We have been to many different locations, all of which were incredibly unique. Our first destination was Panajachel which was located on a natural lake formed over time by the four volcanoes that surround it. The area of Panajachel that we were in was a very busy market-type area. We had a lot of people coming up to us offering us "special deals" for their "unique" items, such as handmade bookmarks and beautiful handmade fabrics. The lake itself was amazingly tranquil and calming. The group spent a few minutes taking pictures of the lake with the volcanoes in the background and just enjoying the view.
The next day, we left Panajachel and headed toward Chichicastenango (Chichi for short). Chichi is home to two distinct features. The first is the church there which gives a wonderful display of the syncretism of the Roman Catholic religion that the Spanish brought to the Mayans in the 1500s and the religion of the ancient Mayans.
The second feature is one of the largest markets in Central America. Nearly all of the shops were open-air and at least 25% of the people selling things were carrying their items and coming right up to you offering you deals. Before our group even got off the bus, we had kids as young as 5 years old coming up to us trying to sell us things (this is where the title of this blog comes from). Although, I can't deny that the fabrics, clothing, and artistry here in Guatemala is some of the most beautiful and colorful that I have ever seen.

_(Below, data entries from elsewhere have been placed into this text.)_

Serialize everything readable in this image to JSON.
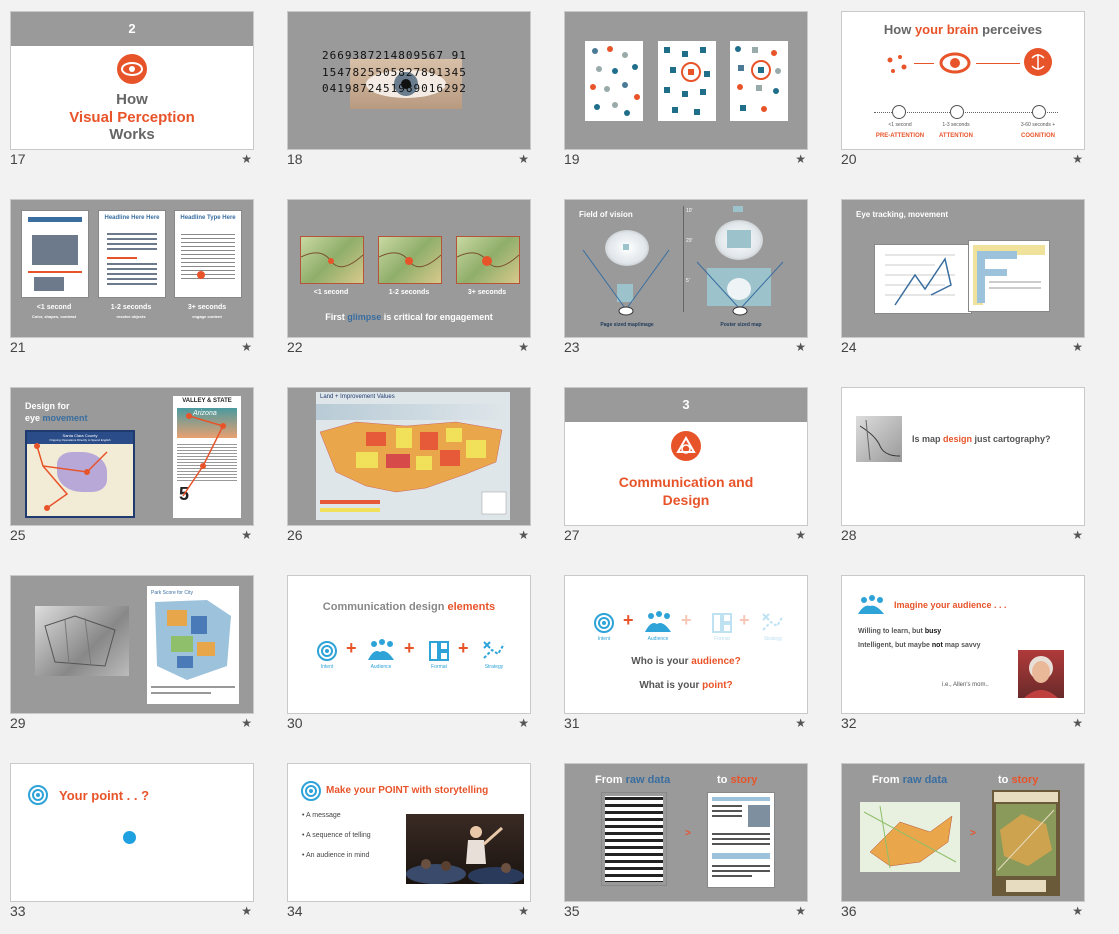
{
  "colors": {
    "accent": "#e8542a",
    "blue": "#2ea3d8",
    "grey": "#9a9a9a",
    "dark": "#555555"
  },
  "star": "★",
  "slides": {
    "s17": {
      "num": "17",
      "section": "2",
      "l1": "How",
      "l2": "Visual Perception",
      "l3": "Works"
    },
    "s18": {
      "num": "18",
      "r1": "2669387214809567 91",
      "r2": "1547825505827891345",
      "r3": "0419872451989016292"
    },
    "s19": {
      "num": "19"
    },
    "s20": {
      "num": "20",
      "t1": "How ",
      "t2": "your brain",
      "t3": " perceives",
      "a1": "<1 second",
      "a2": "1-3 seconds",
      "a3": "3-60 seconds +",
      "b1": "PRE-ATTENTION",
      "b2": "ATTENTION",
      "b3": "COGNITION"
    },
    "s21": {
      "num": "21",
      "h1": "Headline Here Here",
      "h2": "Headline Type Here",
      "c1": "<1 second",
      "c2": "1-2 seconds",
      "c3": "3+ seconds",
      "d1": "Color, shapes, contrast",
      "d2": "resolve objects",
      "d3": "engage content"
    },
    "s22": {
      "num": "22",
      "c1": "<1 second",
      "c2": "1-2 seconds",
      "c3": "3+ seconds",
      "m1": "First ",
      "m2": "glimpse",
      "m3": " is critical for engagement"
    },
    "s23": {
      "num": "23",
      "title": "Field of vision",
      "l1": "Page sized map/image",
      "l2": "Poster sized map",
      "d1": "10'",
      "d2": "20'",
      "d3": "5'"
    },
    "s24": {
      "num": "24",
      "title": "Eye tracking, movement"
    },
    "s25": {
      "num": "25",
      "t1": "Design for",
      "t2": "eye ",
      "t3": "movement",
      "m1": "Santa Clara County",
      "m2": "Ongoing Operations Directly to Spend English",
      "m3": "VALLEY & STATE",
      "m4": "Arizona",
      "big": "5"
    },
    "s26": {
      "num": "26",
      "title": "Land + Improvement Values"
    },
    "s27": {
      "num": "27",
      "section": "3",
      "l1": "Communication and",
      "l2": "Design"
    },
    "s28": {
      "num": "28",
      "t1": "Is map ",
      "t2": "design",
      "t3": " just cartography?"
    },
    "s29": {
      "num": "29",
      "title": "Park Score for City"
    },
    "s30": {
      "num": "30",
      "t1": "Communication design ",
      "t2": "elements",
      "plus": "+",
      "i1": "Intent",
      "i2": "Audience",
      "i3": "Format",
      "i4": "Strategy"
    },
    "s31": {
      "num": "31",
      "plus": "+",
      "i1": "Intent",
      "i2": "Audience",
      "i3": "Format",
      "i4": "Strategy",
      "q1a": "Who is your ",
      "q1b": "audience?",
      "q2a": "What is your ",
      "q2b": "point?"
    },
    "s32": {
      "num": "32",
      "title": "Imagine your audience . . .",
      "l1a": "Willing to learn, but ",
      "l1b": "busy",
      "l2a": "Intelligent, but maybe ",
      "l2b": "not",
      "l2c": " map savvy",
      "cap": "i.e., Allen's mom.."
    },
    "s33": {
      "num": "33",
      "title": "Your point . . ?"
    },
    "s34": {
      "num": "34",
      "title": "Make your POINT with storytelling",
      "b1": "A message",
      "b2": "A sequence of telling",
      "b3": "An audience in mind"
    },
    "s35": {
      "num": "35",
      "t1": "From ",
      "t2": "raw data",
      "t3": "to ",
      "t4": "story",
      "arrow": ">"
    },
    "s36": {
      "num": "36",
      "t1": "From ",
      "t2": "raw data",
      "t3": "to ",
      "t4": "story",
      "arrow": ">"
    }
  }
}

Now, we are staying in El Refugio, which is a little compound outside the city of Quetzaltenango called by the natives as Xela. It is in and around Xela that we are doing our work with the Highland Support Project in the schools and houses in the area. I would say that Xela is by far one of the more relaxing areas we have been in (we aren't getting accosted everywhere we go), but it is also one of the more run-down and poverty-stricken areas.
The place we are staying in, El Refugio, is a really nice compound with beds and walls and showers, but the place that we are working lacks all of these comforts. The houses are surrounded by walls that are topped with barbed wire and broken glass and there are very few trees.
I don't want to overwhelm anyone reading this with too much information at a time, so I'll stop there and post some other blogs that have to do with the mission goal of the group we're working with, customs and traditions of the Mayan people, things that I've seen that were really interesting, and maybe (hopefully) some pictures...
It is currently the night before we leave on our J-Term travel trip to Guatemala to do service work alongside the Mayans and I have yet to pack. I don't know if I have let packing slip by because I've been doing other things or if I'm just so excited about the trip that the whole "packing" thing makes the reality of the trip more and more surreal...
This first week of January has done nothing but build the excitement and maybe even make me a little impatient for the actual trip. The class has spent the past four days learning about ancient and modern-day Mayan culture and every student got the chance to give a presentation on a different aspect of Mayan life. My presentation was on Mayan mathematics and astronomy. I was blown away with exactly how much we know about the ancient Mayan's system of math but even more impressed with the accuracy that they predicted the movement and phases of Venus, the Sun and the moon (also the basis of the 2012 prediction - I tried being clever with the title of the blog entry - give me a little credit, please?).
We've been given Friday off (guess that'll be a great day for packing) and then we leave at 11pm for our flight out of Dulles. There is some call for flurries tomorrow, so fingers crossed for an "on-schedule" flight. Looking forward to the experience and getting to share a select few of them with you on here.